EXERCISE INSTRUCTIONS. Every entry is to be set down a second time, precisely as written.
'''
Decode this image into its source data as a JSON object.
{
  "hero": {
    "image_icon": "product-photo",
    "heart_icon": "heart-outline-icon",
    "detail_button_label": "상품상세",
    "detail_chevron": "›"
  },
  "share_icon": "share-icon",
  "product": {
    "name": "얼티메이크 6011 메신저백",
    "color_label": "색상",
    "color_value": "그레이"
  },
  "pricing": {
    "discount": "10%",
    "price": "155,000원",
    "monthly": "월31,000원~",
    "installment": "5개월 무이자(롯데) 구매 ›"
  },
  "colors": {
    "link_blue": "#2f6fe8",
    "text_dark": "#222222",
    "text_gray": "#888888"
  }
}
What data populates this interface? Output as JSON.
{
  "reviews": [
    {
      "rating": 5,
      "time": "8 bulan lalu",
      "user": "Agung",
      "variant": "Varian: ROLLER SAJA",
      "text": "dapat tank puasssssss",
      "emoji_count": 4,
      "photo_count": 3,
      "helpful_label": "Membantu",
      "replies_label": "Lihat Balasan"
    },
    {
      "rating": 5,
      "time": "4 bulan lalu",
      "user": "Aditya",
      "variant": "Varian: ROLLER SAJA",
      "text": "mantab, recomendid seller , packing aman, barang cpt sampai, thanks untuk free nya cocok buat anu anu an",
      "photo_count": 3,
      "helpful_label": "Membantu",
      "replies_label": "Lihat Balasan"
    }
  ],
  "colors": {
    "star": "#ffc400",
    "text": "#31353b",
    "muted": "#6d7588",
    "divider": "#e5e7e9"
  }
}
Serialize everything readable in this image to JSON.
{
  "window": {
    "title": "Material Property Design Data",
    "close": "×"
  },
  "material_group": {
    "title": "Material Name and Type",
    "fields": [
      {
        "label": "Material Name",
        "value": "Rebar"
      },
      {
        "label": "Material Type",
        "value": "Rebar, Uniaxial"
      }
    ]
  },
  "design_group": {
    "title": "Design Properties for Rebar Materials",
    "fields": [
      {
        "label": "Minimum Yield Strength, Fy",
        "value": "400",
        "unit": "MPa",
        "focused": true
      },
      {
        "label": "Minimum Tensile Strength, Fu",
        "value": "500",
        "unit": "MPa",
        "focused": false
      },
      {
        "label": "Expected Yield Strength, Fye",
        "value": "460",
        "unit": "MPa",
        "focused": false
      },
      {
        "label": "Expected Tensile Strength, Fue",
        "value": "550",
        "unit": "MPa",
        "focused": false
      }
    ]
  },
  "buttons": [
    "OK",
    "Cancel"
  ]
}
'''
RESPONSE FOR THIS EXERCISE.
Decode this image into its source data as a JSON object.
{
  "hero": {
    "image_icon": "product-photo",
    "heart_icon": "heart-outline-icon",
    "detail_button_label": "상품상세",
    "detail_chevron": "›"
  },
  "share_icon": "share-icon",
  "product": {
    "name": "얼티메이크 6011 메신저백",
    "color_label": "색상",
    "color_value": "그레이"
  },
  "pricing": {
    "discount": "10%",
    "price": "155,000원",
    "monthly": "월31,000원~",
    "installment": "5개월 무이자(롯데) 구매 ›"
  },
  "colors": {
    "link_blue": "#2f6fe8",
    "text_dark": "#222222",
    "text_gray": "#888888"
  }
}
What data populates this interface? Output as JSON.
{
  "reviews": [
    {
      "rating": 5,
      "time": "8 bulan lalu",
      "user": "Agung",
      "variant": "Varian: ROLLER SAJA",
      "text": "dapat tank puasssssss",
      "emoji_count": 4,
      "photo_count": 3,
      "helpful_label": "Membantu",
      "replies_label": "Lihat Balasan"
    },
    {
      "rating": 5,
      "time": "4 bulan lalu",
      "user": "Aditya",
      "variant": "Varian: ROLLER SAJA",
      "text": "mantab, recomendid seller , packing aman, barang cpt sampai, thanks untuk free nya cocok buat anu anu an",
      "photo_count": 3,
      "helpful_label": "Membantu",
      "replies_label": "Lihat Balasan"
    }
  ],
  "colors": {
    "star": "#ffc400",
    "text": "#31353b",
    "muted": "#6d7588",
    "divider": "#e5e7e9"
  }
}
Serialize everything readable in this image to JSON.
{
  "window": {
    "title": "Material Property Design Data",
    "close": "×"
  },
  "material_group": {
    "title": "Material Name and Type",
    "fields": [
      {
        "label": "Material Name",
        "value": "Rebar"
      },
      {
        "label": "Material Type",
        "value": "Rebar, Uniaxial"
      }
    ]
  },
  "design_group": {
    "title": "Design Properties for Rebar Materials",
    "fields": [
      {
        "label": "Minimum Yield Strength, Fy",
        "value": "400",
        "unit": "MPa",
        "focused": true
      },
      {
        "label": "Minimum Tensile Strength, Fu",
        "value": "500",
        "unit": "MPa",
        "focused": false
      },
      {
        "label": "Expected Yield Strength, Fye",
        "value": "460",
        "unit": "MPa",
        "focused": false
      },
      {
        "label": "Expected Tensile Strength, Fue",
        "value": "550",
        "unit": "MPa",
        "focused": false
      }
    ]
  },
  "buttons": [
    "OK",
    "Cancel"
  ]
}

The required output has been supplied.